Swipe right and DM's are common terms of dating in the digital age and a new comedy series explores what it's like to be suddenly single in this App era. "Sideswiped," created by and starring Carly Craig, is now available on YouTube Premium. A group of founders, current executives and early employees of Tinder sued the dating app's owner IAC and its subsidiary Match Group for at least $2 billion, claiming the defendants "robbed Tinder employees" by cooking financial information, "undermining Tinder's valuation and unlawfully stripping away their Tinder stock options." Plaintiffs in the case filed in New York State Supreme Court in Manhattan include Tinder's founders Sean Rad, Justin Mateen and Jonathan Badeen, as well as three currrent senior executives. IAC had no immediate comment on the lawsuit.


Tinder Owner To Pay Founders $441 Mn To Settle Valuation Lawsuit

International Business Times

The company that owns Tinder will pay $441 million to the popular dating app's founders to settle a dispute over the valuation of stock options, documents showed Wednesday. The suit filed in New York in 2018 contended that Tinder owner Match Group, and its then parent firm InterActiveCorp, schemed to dramatically drive down the value of stock options and then eliminate them altogether. Co-creators Sean Rad, Justin Mateen and Jonathan Badeen alleged Match and IAC relied on bogus figures to arrive at a valuation of $3 billion in 2017 -- when Tinder was actually worth more than four times that. Tinder's owner is paying the app's founders millions to settle a lawsuit Photo: AFP / Aamir QURESHI Created in 2012, Tinder now has more than 10 million paying users who can quickly scroll through possible romantic matches, and then swipe left or right to signal interest. With options on about 20 percent of Tinder's stock, the founders and their early employees felt they had been shortchanged by several billion dollars.


Snap's IPO could make some employees millionaires while others are left out

Los Angeles Times

Five years ago when Facebook went public, employees of the social network were glued to office televisions airing CNBC, waiting for the company's trading price. "Everyone was hoping for a pop," said Dan Fletcher, a former Facebook employee, referring to the spike in stock price that some companies experience after an initial public offering. Facebook debuted at $38 a share. When the first trade of the day came back at $42.05 -- a gain of nearly 10% -- everyone erupted in cheers. "You could see everyone's eyes sit back in their heads as they did the mental math," said Fletcher.


When tech companies go public, employees can strike it rich -- or not. And then the trouble starts

Los Angeles Times

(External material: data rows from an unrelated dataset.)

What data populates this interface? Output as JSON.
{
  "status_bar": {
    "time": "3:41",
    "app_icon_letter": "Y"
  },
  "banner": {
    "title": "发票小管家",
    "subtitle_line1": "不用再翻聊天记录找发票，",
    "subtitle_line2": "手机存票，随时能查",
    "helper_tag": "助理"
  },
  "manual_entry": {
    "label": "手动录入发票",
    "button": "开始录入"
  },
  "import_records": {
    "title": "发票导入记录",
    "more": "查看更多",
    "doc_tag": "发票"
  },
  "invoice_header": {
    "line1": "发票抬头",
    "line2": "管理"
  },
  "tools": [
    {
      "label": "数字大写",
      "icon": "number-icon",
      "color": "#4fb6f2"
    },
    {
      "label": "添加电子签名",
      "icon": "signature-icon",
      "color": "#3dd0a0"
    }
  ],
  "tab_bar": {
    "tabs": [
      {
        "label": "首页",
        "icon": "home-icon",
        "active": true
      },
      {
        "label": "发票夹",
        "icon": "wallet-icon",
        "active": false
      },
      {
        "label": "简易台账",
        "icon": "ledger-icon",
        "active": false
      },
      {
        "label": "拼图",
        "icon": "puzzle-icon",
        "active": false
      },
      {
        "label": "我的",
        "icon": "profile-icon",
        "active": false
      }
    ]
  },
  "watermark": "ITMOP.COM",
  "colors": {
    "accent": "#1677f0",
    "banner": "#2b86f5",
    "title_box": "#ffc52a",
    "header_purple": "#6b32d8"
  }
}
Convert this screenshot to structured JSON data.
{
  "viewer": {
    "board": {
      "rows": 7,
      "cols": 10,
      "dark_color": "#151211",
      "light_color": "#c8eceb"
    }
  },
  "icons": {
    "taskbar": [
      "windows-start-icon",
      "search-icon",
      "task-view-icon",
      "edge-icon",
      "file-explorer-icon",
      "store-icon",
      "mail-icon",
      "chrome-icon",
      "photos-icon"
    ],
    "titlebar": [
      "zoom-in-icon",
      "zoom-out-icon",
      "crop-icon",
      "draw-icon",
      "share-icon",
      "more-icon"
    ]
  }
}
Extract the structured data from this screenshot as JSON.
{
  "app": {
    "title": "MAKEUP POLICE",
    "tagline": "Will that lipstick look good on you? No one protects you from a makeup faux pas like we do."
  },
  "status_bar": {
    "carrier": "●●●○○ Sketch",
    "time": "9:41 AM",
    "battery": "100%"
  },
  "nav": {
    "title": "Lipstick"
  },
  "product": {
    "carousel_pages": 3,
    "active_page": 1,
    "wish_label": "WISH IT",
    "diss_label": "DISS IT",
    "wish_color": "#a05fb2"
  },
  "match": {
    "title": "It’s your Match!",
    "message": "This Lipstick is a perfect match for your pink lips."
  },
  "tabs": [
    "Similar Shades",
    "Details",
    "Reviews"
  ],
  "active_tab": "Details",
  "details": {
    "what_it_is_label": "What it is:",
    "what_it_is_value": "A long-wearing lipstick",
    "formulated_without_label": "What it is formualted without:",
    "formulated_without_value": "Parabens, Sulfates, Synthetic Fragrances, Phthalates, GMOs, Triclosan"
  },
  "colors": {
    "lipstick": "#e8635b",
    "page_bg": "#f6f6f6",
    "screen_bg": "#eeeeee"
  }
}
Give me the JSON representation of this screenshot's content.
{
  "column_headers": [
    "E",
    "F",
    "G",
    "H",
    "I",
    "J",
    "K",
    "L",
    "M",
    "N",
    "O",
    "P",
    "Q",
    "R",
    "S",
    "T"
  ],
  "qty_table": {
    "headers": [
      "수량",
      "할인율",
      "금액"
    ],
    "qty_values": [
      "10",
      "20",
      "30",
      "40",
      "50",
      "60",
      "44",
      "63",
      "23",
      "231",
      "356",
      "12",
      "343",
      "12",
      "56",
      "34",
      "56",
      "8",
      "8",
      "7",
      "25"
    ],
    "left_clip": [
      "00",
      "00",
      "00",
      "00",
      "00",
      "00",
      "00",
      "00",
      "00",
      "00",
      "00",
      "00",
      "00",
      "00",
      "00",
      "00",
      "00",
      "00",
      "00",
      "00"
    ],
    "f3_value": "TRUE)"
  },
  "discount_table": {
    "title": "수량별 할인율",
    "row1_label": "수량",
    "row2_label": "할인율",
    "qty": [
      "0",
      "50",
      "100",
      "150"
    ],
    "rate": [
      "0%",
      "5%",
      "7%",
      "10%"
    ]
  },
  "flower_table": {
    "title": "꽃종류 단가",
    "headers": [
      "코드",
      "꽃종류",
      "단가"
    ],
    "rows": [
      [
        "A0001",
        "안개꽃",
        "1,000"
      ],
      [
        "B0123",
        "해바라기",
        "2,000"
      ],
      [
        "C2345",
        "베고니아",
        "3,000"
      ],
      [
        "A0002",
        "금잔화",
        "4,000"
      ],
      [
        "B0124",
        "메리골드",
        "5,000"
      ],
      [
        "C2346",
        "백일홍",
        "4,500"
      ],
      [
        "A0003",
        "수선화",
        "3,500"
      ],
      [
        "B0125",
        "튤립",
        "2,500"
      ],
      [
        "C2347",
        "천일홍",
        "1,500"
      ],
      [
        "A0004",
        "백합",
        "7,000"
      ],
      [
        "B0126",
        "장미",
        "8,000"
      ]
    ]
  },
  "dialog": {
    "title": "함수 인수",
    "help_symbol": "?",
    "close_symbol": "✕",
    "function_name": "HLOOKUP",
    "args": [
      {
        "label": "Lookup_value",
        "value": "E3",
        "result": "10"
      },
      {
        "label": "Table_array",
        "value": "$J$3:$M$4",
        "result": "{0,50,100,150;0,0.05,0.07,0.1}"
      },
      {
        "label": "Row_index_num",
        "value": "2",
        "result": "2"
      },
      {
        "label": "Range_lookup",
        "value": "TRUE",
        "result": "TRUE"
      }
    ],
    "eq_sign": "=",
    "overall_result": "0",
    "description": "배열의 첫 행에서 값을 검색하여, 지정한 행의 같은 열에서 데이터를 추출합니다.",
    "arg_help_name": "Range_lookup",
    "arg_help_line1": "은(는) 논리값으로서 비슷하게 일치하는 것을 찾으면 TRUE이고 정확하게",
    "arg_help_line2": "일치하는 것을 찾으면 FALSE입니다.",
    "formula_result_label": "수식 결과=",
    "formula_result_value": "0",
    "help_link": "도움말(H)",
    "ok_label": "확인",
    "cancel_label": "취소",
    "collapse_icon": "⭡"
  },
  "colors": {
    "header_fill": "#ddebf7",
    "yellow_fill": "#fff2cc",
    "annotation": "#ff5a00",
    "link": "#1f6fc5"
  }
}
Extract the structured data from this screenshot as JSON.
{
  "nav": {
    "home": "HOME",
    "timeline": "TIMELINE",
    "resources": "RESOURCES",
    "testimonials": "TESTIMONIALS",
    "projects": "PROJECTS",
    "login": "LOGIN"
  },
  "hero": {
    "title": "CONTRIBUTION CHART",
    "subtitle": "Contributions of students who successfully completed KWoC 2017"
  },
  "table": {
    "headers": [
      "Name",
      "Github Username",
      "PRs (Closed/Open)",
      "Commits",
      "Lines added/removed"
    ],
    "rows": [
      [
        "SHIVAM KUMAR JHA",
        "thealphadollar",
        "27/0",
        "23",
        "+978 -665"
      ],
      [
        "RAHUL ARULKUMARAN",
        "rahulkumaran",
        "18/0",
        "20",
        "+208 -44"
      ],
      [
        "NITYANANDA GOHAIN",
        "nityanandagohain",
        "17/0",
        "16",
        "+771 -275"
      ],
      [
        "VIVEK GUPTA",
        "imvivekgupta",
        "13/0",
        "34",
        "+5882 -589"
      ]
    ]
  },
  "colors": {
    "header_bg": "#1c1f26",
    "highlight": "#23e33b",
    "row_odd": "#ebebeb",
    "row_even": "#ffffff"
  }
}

Five years ago when Facebook went public, employees of the social network were glued to office televisions airing CNBC, waiting for the company's trading price. "Everyone was hoping for a pop," said Dan Fletcher, a former Facebook employee, referring to the spike in stock price that some companies experience after an initial public offering. Facebook debuted at $38 a share. When the first trade of the day came back at $42.05 -- a gain of nearly 10% -- everyone erupted in cheers. "You could see everyone's eyes sit back in their heads as they did the mental math," said Fletcher.


Former WeWork Chief's Gargantuan Exit Package Gets New Sweetener

WSJ.com: WSJD - Technology

The deal was part of a renegotiation of the former chief executive's giant 2019 exit package meant to end a long-running dispute between him and SoftBank and help clear the way for a public listing for WeWork, according to people familiar with the matter. In addition, the final package gave him nearly $200 million in cash, let him refinance $432 million in debt on favorable terms and allowed an entity Mr. Neumann controls to sell $578 million in WeWork stock. The stock sale was open to all investors while the other benefits were reserved for Mr. Neumann. The filings also show how, after Mr. Neumann's exit in the fall of 2019, WeWork took big losses as it sold off a number of companies acquired at his direction. It garnered just $164 million on 10 investments that were initially purchased for $759 million in cash and WeWork stock.